*Dataset rows describing interfaces:*
- Opening Delimiter -

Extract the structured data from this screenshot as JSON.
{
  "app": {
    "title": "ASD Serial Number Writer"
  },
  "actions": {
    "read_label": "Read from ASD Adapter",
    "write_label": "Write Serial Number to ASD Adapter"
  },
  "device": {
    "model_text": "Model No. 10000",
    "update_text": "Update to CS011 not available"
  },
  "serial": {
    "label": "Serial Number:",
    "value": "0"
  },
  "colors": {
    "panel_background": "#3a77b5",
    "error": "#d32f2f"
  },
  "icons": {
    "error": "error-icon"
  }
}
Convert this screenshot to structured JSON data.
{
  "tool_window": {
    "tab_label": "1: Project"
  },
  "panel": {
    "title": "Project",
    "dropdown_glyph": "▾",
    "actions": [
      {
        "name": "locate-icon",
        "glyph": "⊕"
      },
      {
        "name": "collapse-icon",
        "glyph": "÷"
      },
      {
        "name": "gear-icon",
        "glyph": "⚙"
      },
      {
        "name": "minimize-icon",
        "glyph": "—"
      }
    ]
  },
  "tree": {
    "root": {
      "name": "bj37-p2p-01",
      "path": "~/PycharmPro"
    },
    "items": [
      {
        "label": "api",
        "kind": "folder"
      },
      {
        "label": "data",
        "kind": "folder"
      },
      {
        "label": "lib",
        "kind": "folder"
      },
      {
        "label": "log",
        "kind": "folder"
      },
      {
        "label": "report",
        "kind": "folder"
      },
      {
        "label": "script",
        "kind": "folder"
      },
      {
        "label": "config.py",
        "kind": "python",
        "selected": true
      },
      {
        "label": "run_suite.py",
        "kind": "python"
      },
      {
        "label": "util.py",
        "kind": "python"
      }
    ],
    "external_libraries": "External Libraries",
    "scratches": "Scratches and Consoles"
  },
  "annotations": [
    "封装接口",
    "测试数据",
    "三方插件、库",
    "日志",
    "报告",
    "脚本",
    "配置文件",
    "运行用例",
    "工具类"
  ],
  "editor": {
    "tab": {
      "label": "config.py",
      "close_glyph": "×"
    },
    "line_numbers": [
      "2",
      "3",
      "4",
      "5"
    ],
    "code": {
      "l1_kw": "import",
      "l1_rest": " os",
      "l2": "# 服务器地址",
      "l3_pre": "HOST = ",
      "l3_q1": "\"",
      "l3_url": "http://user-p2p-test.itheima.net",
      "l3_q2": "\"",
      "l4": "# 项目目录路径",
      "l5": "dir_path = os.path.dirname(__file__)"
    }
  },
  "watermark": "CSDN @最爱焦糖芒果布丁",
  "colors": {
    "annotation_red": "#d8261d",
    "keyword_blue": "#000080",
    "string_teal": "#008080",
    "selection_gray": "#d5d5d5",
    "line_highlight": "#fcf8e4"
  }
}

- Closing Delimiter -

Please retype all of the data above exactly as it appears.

*WRITTEN SOLUTION:*
Extract the structured data from this screenshot as JSON.
{
  "app": {
    "title": "ASD Serial Number Writer"
  },
  "actions": {
    "read_label": "Read from ASD Adapter",
    "write_label": "Write Serial Number to ASD Adapter"
  },
  "device": {
    "model_text": "Model No. 10000",
    "update_text": "Update to CS011 not available"
  },
  "serial": {
    "label": "Serial Number:",
    "value": "0"
  },
  "colors": {
    "panel_background": "#3a77b5",
    "error": "#d32f2f"
  },
  "icons": {
    "error": "error-icon"
  }
}
Convert this screenshot to structured JSON data.
{
  "tool_window": {
    "tab_label": "1: Project"
  },
  "panel": {
    "title": "Project",
    "dropdown_glyph": "▾",
    "actions": [
      {
        "name": "locate-icon",
        "glyph": "⊕"
      },
      {
        "name": "collapse-icon",
        "glyph": "÷"
      },
      {
        "name": "gear-icon",
        "glyph": "⚙"
      },
      {
        "name": "minimize-icon",
        "glyph": "—"
      }
    ]
  },
  "tree": {
    "root": {
      "name": "bj37-p2p-01",
      "path": "~/PycharmPro"
    },
    "items": [
      {
        "label": "api",
        "kind": "folder"
      },
      {
        "label": "data",
        "kind": "folder"
      },
      {
        "label": "lib",
        "kind": "folder"
      },
      {
        "label": "log",
        "kind": "folder"
      },
      {
        "label": "report",
        "kind": "folder"
      },
      {
        "label": "script",
        "kind": "folder"
      },
      {
        "label": "config.py",
        "kind": "python",
        "selected": true
      },
      {
        "label": "run_suite.py",
        "kind": "python"
      },
      {
        "label": "util.py",
        "kind": "python"
      }
    ],
    "external_libraries": "External Libraries",
    "scratches": "Scratches and Consoles"
  },
  "annotations": [
    "封装接口",
    "测试数据",
    "三方插件、库",
    "日志",
    "报告",
    "脚本",
    "配置文件",
    "运行用例",
    "工具类"
  ],
  "editor": {
    "tab": {
      "label": "config.py",
      "close_glyph": "×"
    },
    "line_numbers": [
      "2",
      "3",
      "4",
      "5"
    ],
    "code": {
      "l1_kw": "import",
      "l1_rest": " os",
      "l2": "# 服务器地址",
      "l3_pre": "HOST = ",
      "l3_q1": "\"",
      "l3_url": "http://user-p2p-test.itheima.net",
      "l3_q2": "\"",
      "l4": "# 项目目录路径",
      "l5": "dir_path = os.path.dirname(__file__)"
    }
  },
  "watermark": "CSDN @最爱焦糖芒果布丁",
  "colors": {
    "annotation_red": "#d8261d",
    "keyword_blue": "#000080",
    "string_teal": "#008080",
    "selection_gray": "#d5d5d5",
    "line_highlight": "#fcf8e4"
  }
}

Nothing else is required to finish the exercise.